Hello; I am here debating about that. For example, what is the point to have a tested crankshaft or connecting rod? if actually what you need is to know the fatigue of the materials and that is something that is not possible to be in the known. Most use the same connecting rods only changing the bolts and nuts. May be doing a magnaflux test there could show plenty of "things to be worried" but those connecting rods are still in use on and on.
I am not talking about very suspicious parts but parts that look very nice and smooth. All with STD measurements (by the manual)
---alright; so is possible to know what type of internal "fissures" or "spider webs" are the ones that are a no no
The place you send it to have the magnafluxing done will know what to look for and will advise you on what they find. If they don't know what to look for, don't send it to them.
I have my own magnafluxing equipment so I taught myself what to look for. But, you will be paying a company for their expertise in interpreting the results, not for having applied a magnetic field for a few seconds.
Hi; I am trying to say that if a great % that have these old bikes do a magnaflux; would occur that to be in "panic" due to you will find plenty of things that actually do not have a solution; like the crankshaft.
You're assuming just because the parts are old they would fail a magnaflux test. I don't think that's correct. It's a very small number of data points, but I magnafluxed the forks, crank and rod of my 1928 Ariel, and the same for my c1954 Alloy Clipper engine, and didn't find any cracks.
Stress is concentrated at cracks, so if stress initiated the crack in the first place it is likely to just get worse. The equilibrium situations are either no cracks, or a crankshaft destroyed by a crack(s) that grew. That would mean that if there are cracks in a crankshaft it's living on borrowed time, not that it's just one of hundreds of old, cracked crankshafts that will be perfectly fine to use.
Magnaflux on a crank or other parts is worth while and whilst debating it, you could have had it done.
There’s a element of risk with any 50+ year old component, if you intend using it then you can do so blindly and take all your casino chips and place it on one square, or you can reduce your element of risk (the risk being here that you have the ultimate worst case scenario and the engine blowing up and totally trashing itself and probably the frame too) and have the magnaflux done.
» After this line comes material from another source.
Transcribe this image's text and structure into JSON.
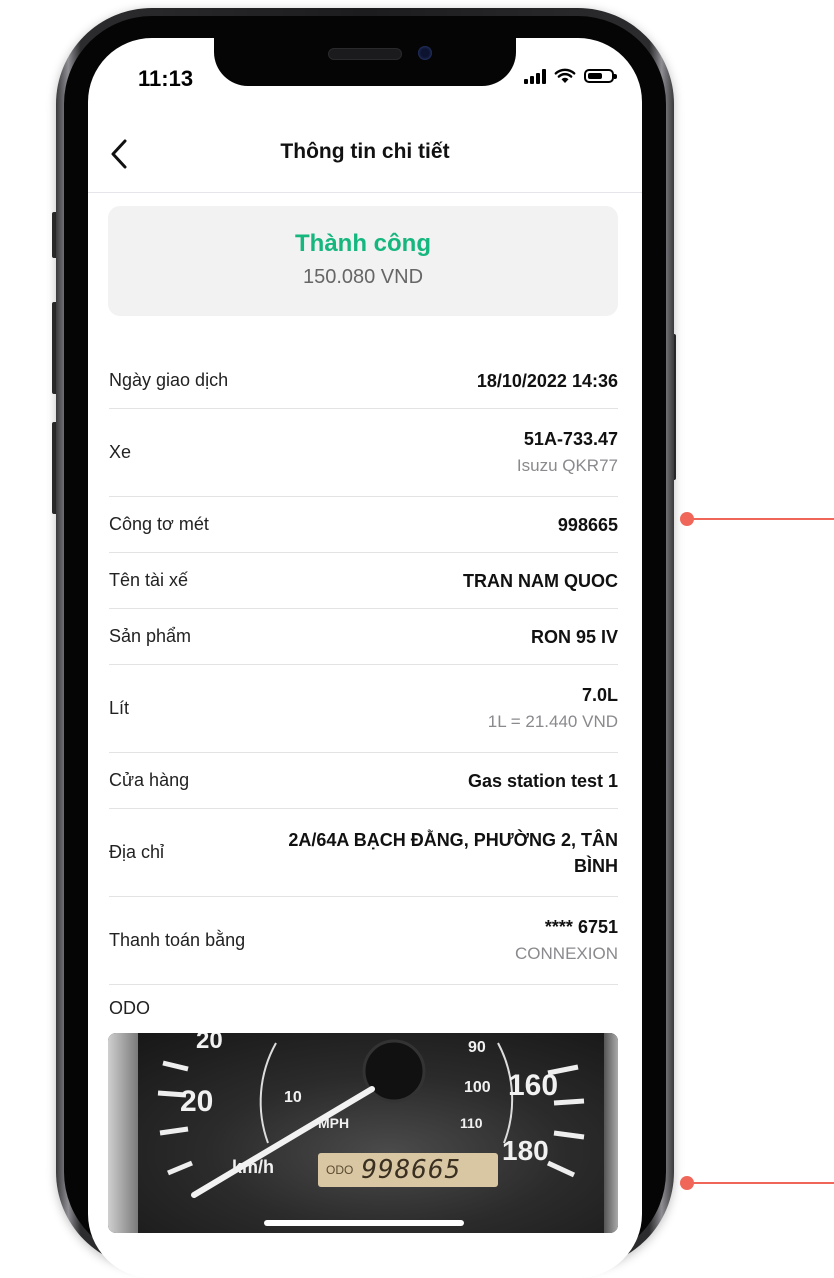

The hope is you have it done and everything is all fine, you might then think it’s a waste of money, but had you found cracks from the test then you’ve only lost the cost of another crank (and hopefully the next one tests fine). It’s saved you the somewhat unlikely but still possible potential cost of total destruction.
With rods, I don’t mess about. There’s lots of these available brand new, from the likes of MAP or Thunder engineering. (Plus some others), again their cost is quite small compared to the element of risk.
Unlike aluminum, the fatigue limit of the steel in a crankshaft would be essentially an infinite number of cycles were it not for crack formation. It's the stress buildup at cracks that is the practical limit on the lifetime. Basically, if you had a new crankshaft that magnaflux showed had no cracks, you could expect it to last as long as a used crankshaft that also showed no cracks.
Yes, anything non-magnetic (Al, brass, most stainless steels, etc.) has to be crack-tested with dye since magnafluxing won't work on them.
Originally Posted by reverb
most do not have the Magnaflux machine
To call it a "machine" is to give it more credit than is due. It's simply a hand-held yoke that applies a magnetic field between the two ends that are placed in contact with the object to be measured.
Cracks show up with a field perpendicular, or at least at an angle, to the crack so two measurements are typically needed. Also, DC and AC magnetic fields have somewhat different effects, with AC better for revealing surface cracks and DC better for subsurface ones. Still, both are good for both types of cracks, just somewhat better for one than the other.
...so if a Magnaflux machine cannot do an Aluminum test due to no magnetic field; the Aluminum stuff only rely on the dyes? Could not be good enough... Very possible most do not have the Magnaflux machine and do these tests with the spray dyes.
Ultrasound and X-rays However the fatigue life of all aluminium is very short so rods get replaced without question unless it is a bike I have owned since new .
The gear is not all that expensive when compared to a trip in an ambulance to the emergency department and towing for the bike Even taxi fares to & from the physio . Dye penetrant testing is not quite as sensitive and of course will not detect sub surface cracks that have not yet broken through However what is often overlooked is the amount of over engineering that went into the bikes we ride. I can not even count the number of bikes that were running quite fine , sent off for a journal grind & came back with a great big crack revealed when tested .
It is up to you and your own cost benefit analysis between how much you are willing to pay to reduce the chances of a very expensive ( & potentially harful ) failure in service .
Chris, you did say that and I'm not disagreeing with you, just pointing out that it's rarely (if ever!) the big end corner radius on a Triumph crank that's the main cause for crank breakage but the sludge trap area is known for it.
Interestingly there's a follow-up video that shows the source of the crack, it's exactly as you have described and was initiated by a sharp edge from the blanking plug machining running across the middle of the oil feed cross drilling.